We’ve been fans of John’s work since discovering one of his earliest books (The End of the Road: Vanishing Highway Architecture in America) and we’ve been friends since we waylaid him as he carried a truly great pig sign through a NYC Pier antique show in 1985. Our common lust for that sign turned into conversation and discovery of many more shared interests. We’ve acknowledged his work in our own books.
In the days of two-lane highways with unrestricted access to individual entrepreneurs, there was an explosion of roadside expressionism. John recognized the remarkable landscape created by the individualistic structures in the brief flowering of Mom-and-Pop commercial design before roadsides and downtown business districts were gobbled up by corporations.

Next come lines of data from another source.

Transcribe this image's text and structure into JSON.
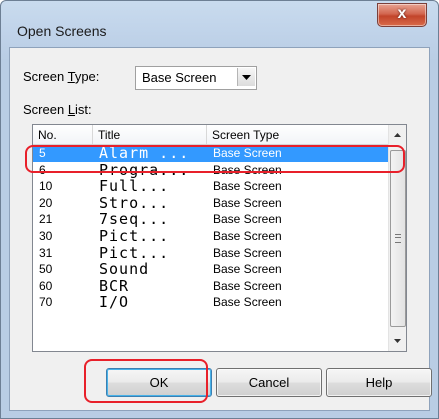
{
  "window": {
    "title": "Open Screens",
    "close_label": "x"
  },
  "screen_type": {
    "label_pre": "Screen ",
    "label_key": "T",
    "label_post": "ype:",
    "value": "Base Screen"
  },
  "screen_list": {
    "label_pre": "Screen ",
    "label_key": "L",
    "label_post": "ist:"
  },
  "columns": {
    "no": "No.",
    "title": "Title",
    "type": "Screen Type"
  },
  "rows": [
    {
      "no": "5",
      "title": "Alarm ...",
      "type": "Base Screen"
    },
    {
      "no": "6",
      "title": "Progra...",
      "type": "Base Screen"
    },
    {
      "no": "10",
      "title": "Full...",
      "type": "Base Screen"
    },
    {
      "no": "20",
      "title": "Stro...",
      "type": "Base Screen"
    },
    {
      "no": "21",
      "title": "7seq...",
      "type": "Base Screen"
    },
    {
      "no": "30",
      "title": "Pict...",
      "type": "Base Screen"
    },
    {
      "no": "31",
      "title": "Pict...",
      "type": "Base Screen"
    },
    {
      "no": "50",
      "title": "Sound",
      "type": "Base Screen"
    },
    {
      "no": "60",
      "title": "BCR",
      "type": "Base Screen"
    },
    {
      "no": "70",
      "title": "I/O",
      "type": "Base Screen"
    }
  ],
  "selected_row": 0,
  "buttons": {
    "ok": "OK",
    "cancel": "Cancel",
    "help": "Help"
  },
  "colors": {
    "selection": "#3399ff",
    "highlight": "#e8202a"
  },
  "icons": {
    "close": "close-icon",
    "dropdown": "chevron-down-icon",
    "scroll_up": "scroll-up-arrow-icon",
    "scroll_down": "scroll-down-arrow-icon"
  }
}
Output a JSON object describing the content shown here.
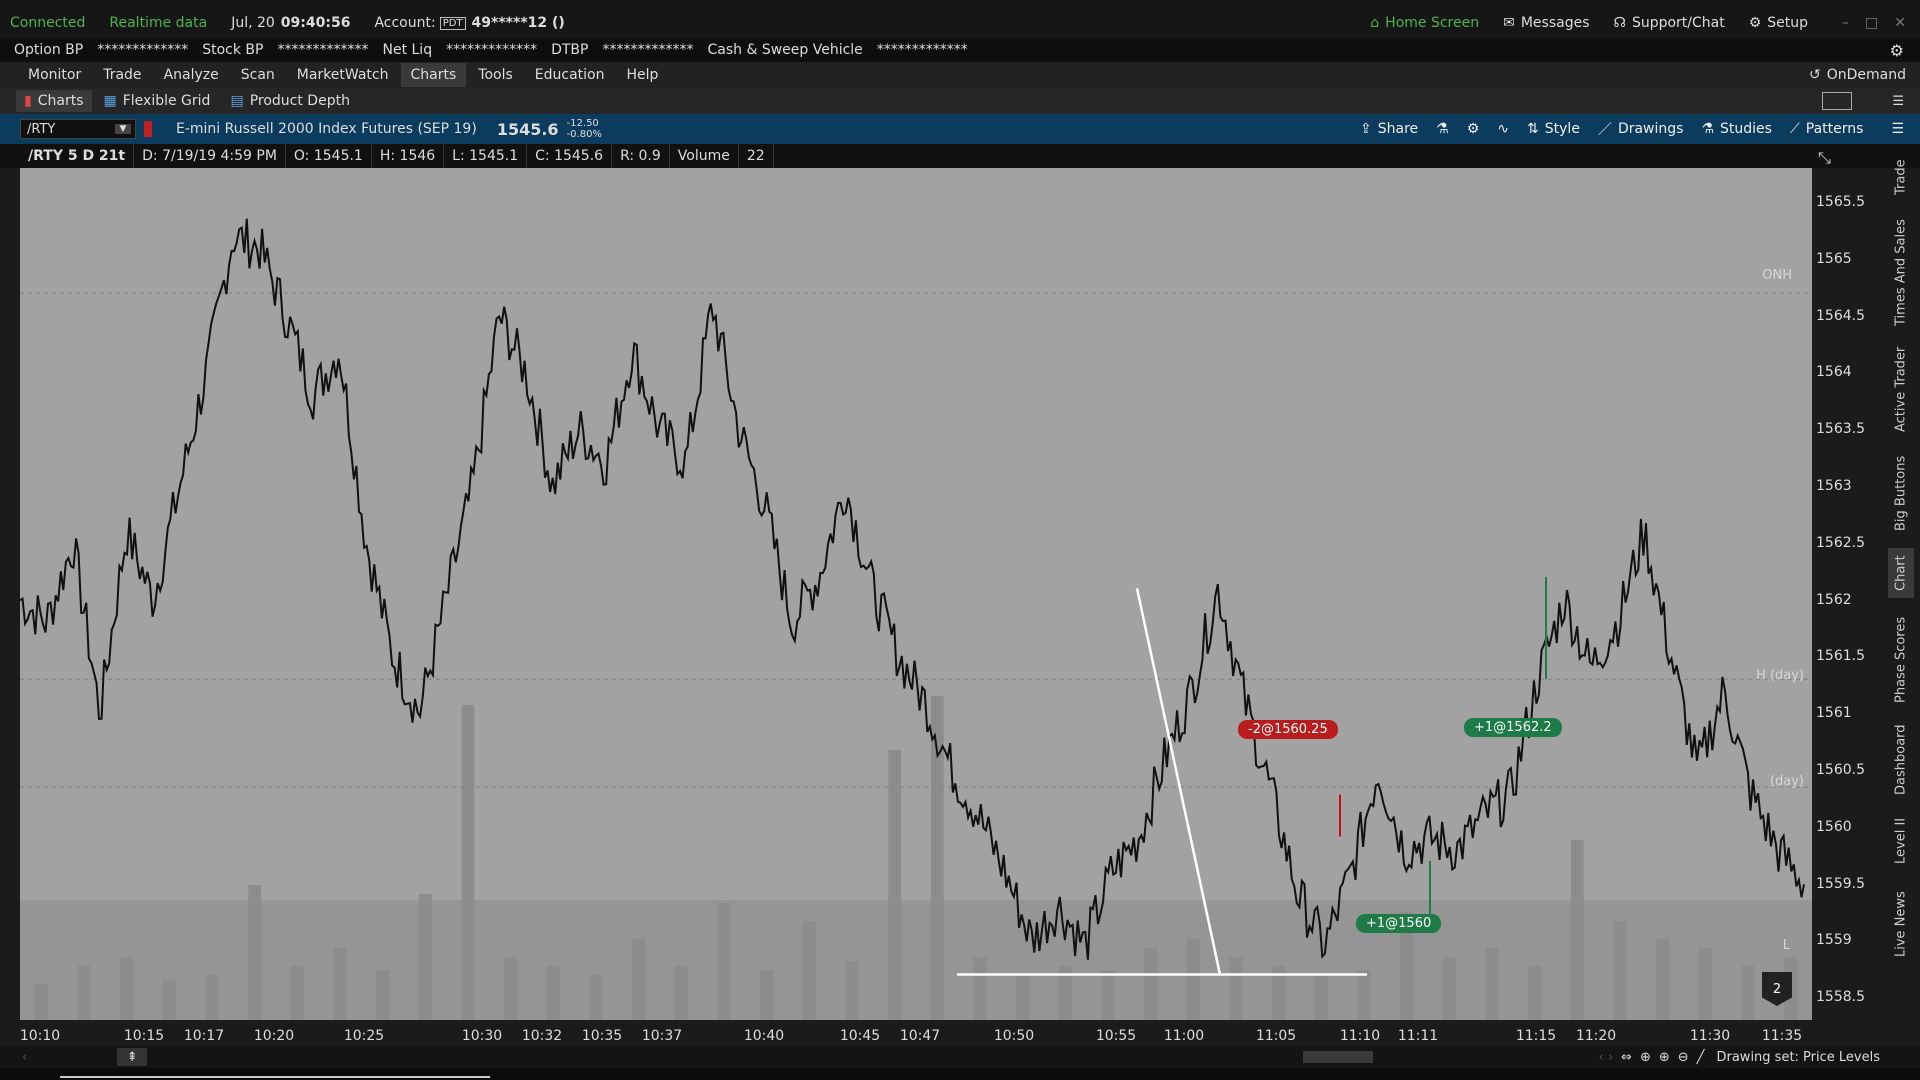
{
  "status": {
    "connected": "Connected",
    "realtime": "Realtime data",
    "date": "Jul, 20",
    "time": "09:40:56",
    "account_label": "Account:",
    "account_badge": "PDT",
    "account_value": "49*****12 ()",
    "home": "Home Screen",
    "messages": "Messages",
    "support": "Support/Chat",
    "setup": "Setup"
  },
  "balances": [
    {
      "label": "Option BP",
      "value": "*************"
    },
    {
      "label": "Stock BP",
      "value": "*************"
    },
    {
      "label": "Net Liq",
      "value": "*************"
    },
    {
      "label": "DTBP",
      "value": "*************"
    },
    {
      "label": "Cash & Sweep Vehicle",
      "value": "*************"
    }
  ],
  "nav": {
    "items": [
      "Monitor",
      "Trade",
      "Analyze",
      "Scan",
      "MarketWatch",
      "Charts",
      "Tools",
      "Education",
      "Help"
    ],
    "active": "Charts",
    "ondemand": "OnDemand"
  },
  "subtabs": [
    "Charts",
    "Flexible Grid",
    "Product Depth"
  ],
  "symbol": {
    "ticker": "/RTY",
    "name": "E-mini Russell 2000 Index Futures (SEP 19)",
    "price": "1545.6",
    "change": "-12.50",
    "change_pct": "-0.80%"
  },
  "toolbar": {
    "share": "Share",
    "style": "Style",
    "drawings": "Drawings",
    "studies": "Studies",
    "patterns": "Patterns"
  },
  "bar_info": {
    "chart": "/RTY 5 D 21t",
    "d": "D: 7/19/19 4:59 PM",
    "o": "O: 1545.1",
    "h": "H: 1546",
    "l": "L: 1545.1",
    "c": "C: 1545.6",
    "r": "R: 0.9",
    "volume_label": "Volume",
    "volume": "22"
  },
  "side_tabs": [
    "Trade",
    "Times And Sales",
    "Active Trader",
    "Big Buttons",
    "Chart",
    "Phase Scores",
    "Dashboard",
    "Level II",
    "Live News"
  ],
  "side_active": "Chart",
  "chart_levels": {
    "onh": "ONH",
    "hday": "H (day)",
    "lday": "(day)",
    "l": "L"
  },
  "orders": [
    {
      "text": "-2@1560.25",
      "color": "#b81c1c"
    },
    {
      "text": "+1@1562.2",
      "color": "#1e7a46"
    },
    {
      "text": "+1@1560",
      "color": "#1e7a46"
    }
  ],
  "badge": "2",
  "footer": {
    "drawing_set": "Drawing set: Price Levels"
  },
  "chart_data": {
    "type": "line",
    "title": "E-mini Russell 2000 Index Futures (SEP 19)",
    "ylim": [
      1558.3,
      1565.8
    ],
    "yticks": [
      "1565.5",
      "1565",
      "1564.5",
      "1564",
      "1563.5",
      "1563",
      "1562.5",
      "1562",
      "1561.5",
      "1561",
      "1560.5",
      "1560",
      "1559.5",
      "1559",
      "1558.5"
    ],
    "xticks": [
      "10:10",
      "10:15",
      "10:17",
      "10:20",
      "10:25",
      "10:30",
      "10:32",
      "10:35",
      "10:37",
      "10:40",
      "10:45",
      "10:47",
      "10:50",
      "10:55",
      "11:00",
      "11:05",
      "11:10",
      "11:11",
      "11:15",
      "11:20",
      "11:30",
      "11:35"
    ],
    "levels": {
      "ONH": 1564.7,
      "H (day)": 1561.3,
      "(day)": 1560.35
    },
    "series": [
      {
        "values": [
          1562,
          1561.8,
          1562.5,
          1561,
          1562.6,
          1562,
          1563,
          1564,
          1565.2,
          1565.1,
          1564.5,
          1563.8,
          1564.2,
          1562.5,
          1561.5,
          1561,
          1562,
          1563,
          1564.5,
          1564,
          1563,
          1563.5,
          1563.2,
          1564.2,
          1563.5,
          1563.2,
          1564.6,
          1563.5,
          1562.8,
          1561.8,
          1562.2,
          1563,
          1562.1,
          1561.5,
          1561.1,
          1560.5,
          1560.1,
          1559.6,
          1559,
          1559.3,
          1558.95,
          1559.6,
          1559.9,
          1560.6,
          1561.2,
          1562.1,
          1561.1,
          1560.3,
          1559.4,
          1558.95,
          1559.6,
          1560.5,
          1559.8,
          1559.9,
          1559.8,
          1560.1,
          1560.3,
          1561.3,
          1562,
          1561.4,
          1561.8,
          1562.6,
          1561.5,
          1560.5,
          1561.2,
          1560.3,
          1559.8,
          1559.5
        ]
      }
    ],
    "volume": [
      8,
      12,
      14,
      9,
      10,
      30,
      12,
      16,
      11,
      28,
      70,
      14,
      12,
      10,
      18,
      12,
      26,
      11,
      22,
      13,
      60,
      72,
      14,
      10,
      12,
      11,
      16,
      18,
      14,
      12,
      10,
      11,
      24,
      14,
      16,
      12,
      40,
      22,
      18,
      16,
      12,
      14
    ],
    "orders": [
      {
        "label": "-2@1560.25",
        "price": 1560.25
      },
      {
        "label": "+1@1562.2",
        "price": 1562.2
      },
      {
        "label": "+1@1560",
        "price": 1560
      }
    ],
    "drawings": [
      {
        "type": "trendline",
        "from": [
          "10:54",
          1562.1
        ],
        "to": [
          "10:58",
          1558.7
        ]
      },
      {
        "type": "horizontal",
        "price": 1558.7,
        "from": "10:48",
        "to": "11:10"
      }
    ]
  }
}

John has a consistent, disciplined approach to his Kodachrome-only photography that expresses his understanding of the subject without becoming sentimental or nostalgic. He gives enough context – but not too much. Patience was key – waiting for the sun to shed the right light. This big city photog didn’t mind asking Wyoming cowboys to move their pick-up trucks so he could get the right straight-on shot of a neon-encrusted bar. His memory for these icons is phenomenal – considering they are scattered across the country and across decades of photo safaris. Driving through Arkansas, we spotted an out of the way taxidermy business with bas relief rabbit in concrete over its door. We thought sure we’d discovered it. But – alas for us - when we called him with the news not only had he already photographed it, but he described the road it was on, the angle it faced and other points essential to taking a Margolies shot of the place. See Brown’s Taxidermy Studio of Camden Arkansas on page 73 of Roadside America.

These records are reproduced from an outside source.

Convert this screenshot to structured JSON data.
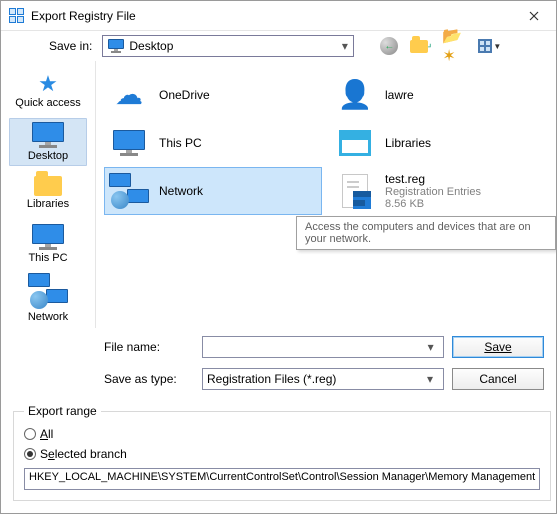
{
  "title": "Export Registry File",
  "topbar": {
    "save_in_label": "Save in:",
    "location": "Desktop"
  },
  "places": [
    {
      "id": "quick",
      "label": "Quick access"
    },
    {
      "id": "desktop",
      "label": "Desktop"
    },
    {
      "id": "libraries",
      "label": "Libraries"
    },
    {
      "id": "thispc",
      "label": "This PC"
    },
    {
      "id": "network",
      "label": "Network"
    }
  ],
  "left_col": [
    {
      "name": "OneDrive"
    },
    {
      "name": "This PC"
    },
    {
      "name": "Network"
    }
  ],
  "right_col": [
    {
      "name": "lawre"
    },
    {
      "name": "Libraries"
    },
    {
      "name": "test.reg",
      "sub1": "Registration Entries",
      "sub2": "8.56 KB"
    }
  ],
  "tooltip": "Access the computers and devices that are on your network.",
  "bottom": {
    "file_name_label": "File name:",
    "file_name": "",
    "type_label": "Save as type:",
    "type_value": "Registration Files (*.reg)",
    "save": "Save",
    "cancel": "Cancel"
  },
  "export_range": {
    "legend": "Export range",
    "all": "All",
    "selected": "Selected branch",
    "branch": "HKEY_LOCAL_MACHINE\\SYSTEM\\CurrentControlSet\\Control\\Session Manager\\Memory Management"
  }
}
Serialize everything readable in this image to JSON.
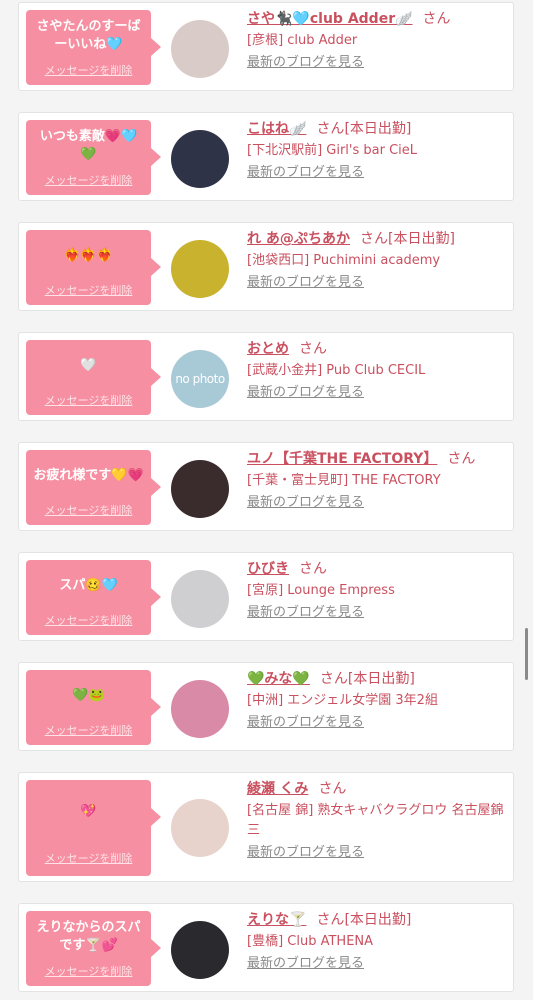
{
  "colors": {
    "bubble": "#f58fa1",
    "accent_text": "#c9505f",
    "link_gray": "#8a8a8a",
    "background": "#f4f4f4"
  },
  "entries": [
    {
      "message": "さやたんのすーばーいいね🩵",
      "delete_label": "メッセージを削除",
      "name": "さや🐈‍⬛🩵club Adder🪽",
      "honorific": "さん",
      "duty": "",
      "shop": "[彦根] club Adder",
      "blog_label": "最新のブログを見る"
    },
    {
      "message": "いつも素敵💗🩵💚",
      "delete_label": "メッセージを削除",
      "name": "こはね🪽",
      "honorific": "さん",
      "duty": "[本日出勤]",
      "shop": "[下北沢駅前] Girl's bar CieL",
      "blog_label": "最新のブログを見る"
    },
    {
      "message": "❤️‍🔥❤️‍🔥❤️‍🔥",
      "delete_label": "メッセージを削除",
      "name": "れ あ@ぷちあか",
      "honorific": "さん",
      "duty": "[本日出勤]",
      "shop": "[池袋西口] Puchimini academy",
      "blog_label": "最新のブログを見る"
    },
    {
      "message": "🤍",
      "delete_label": "メッセージを削除",
      "name": "おとめ",
      "honorific": "さん",
      "duty": "",
      "shop": "[武蔵小金井] Pub Club CECIL",
      "blog_label": "最新のブログを見る",
      "avatar_text": "no photo"
    },
    {
      "message": "お疲れ様です💛💗",
      "delete_label": "メッセージを削除",
      "name": "ユノ【千葉THE FACTORY】",
      "honorific": "さん",
      "duty": "",
      "shop": "[千葉・富士見町] THE FACTORY",
      "blog_label": "最新のブログを見る"
    },
    {
      "message": "スパ🥴🩵",
      "delete_label": "メッセージを削除",
      "name": "ひびき",
      "honorific": "さん",
      "duty": "",
      "shop": "[宮原] Lounge Empress",
      "blog_label": "最新のブログを見る"
    },
    {
      "message": "💚🐸",
      "delete_label": "メッセージを削除",
      "name": "💚みな💚",
      "honorific": "さん",
      "duty": "[本日出勤]",
      "shop": "[中洲] エンジェル女学園 3年2組",
      "blog_label": "最新のブログを見る"
    },
    {
      "message": "💖",
      "delete_label": "メッセージを削除",
      "name": "綾瀬 くみ",
      "honorific": "さん",
      "duty": "",
      "shop": "[名古屋 錦] 熟女キャバクラグロウ 名古屋錦三",
      "blog_label": "最新のブログを見る"
    },
    {
      "message": "えりなからのスパです🍸💕",
      "delete_label": "メッセージを削除",
      "name": "えりな🍸",
      "honorific": "さん",
      "duty": "[本日出勤]",
      "shop": "[豊橋] Club ATHENA",
      "blog_label": "最新のブログを見る"
    }
  ]
}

Go to John's Web site to explore his remarkable vision and bibliography. Lucky for all of us, the Library of Congress has begun to acquire John's photographs with the intention of preserving them and making them available to future generations – priceless!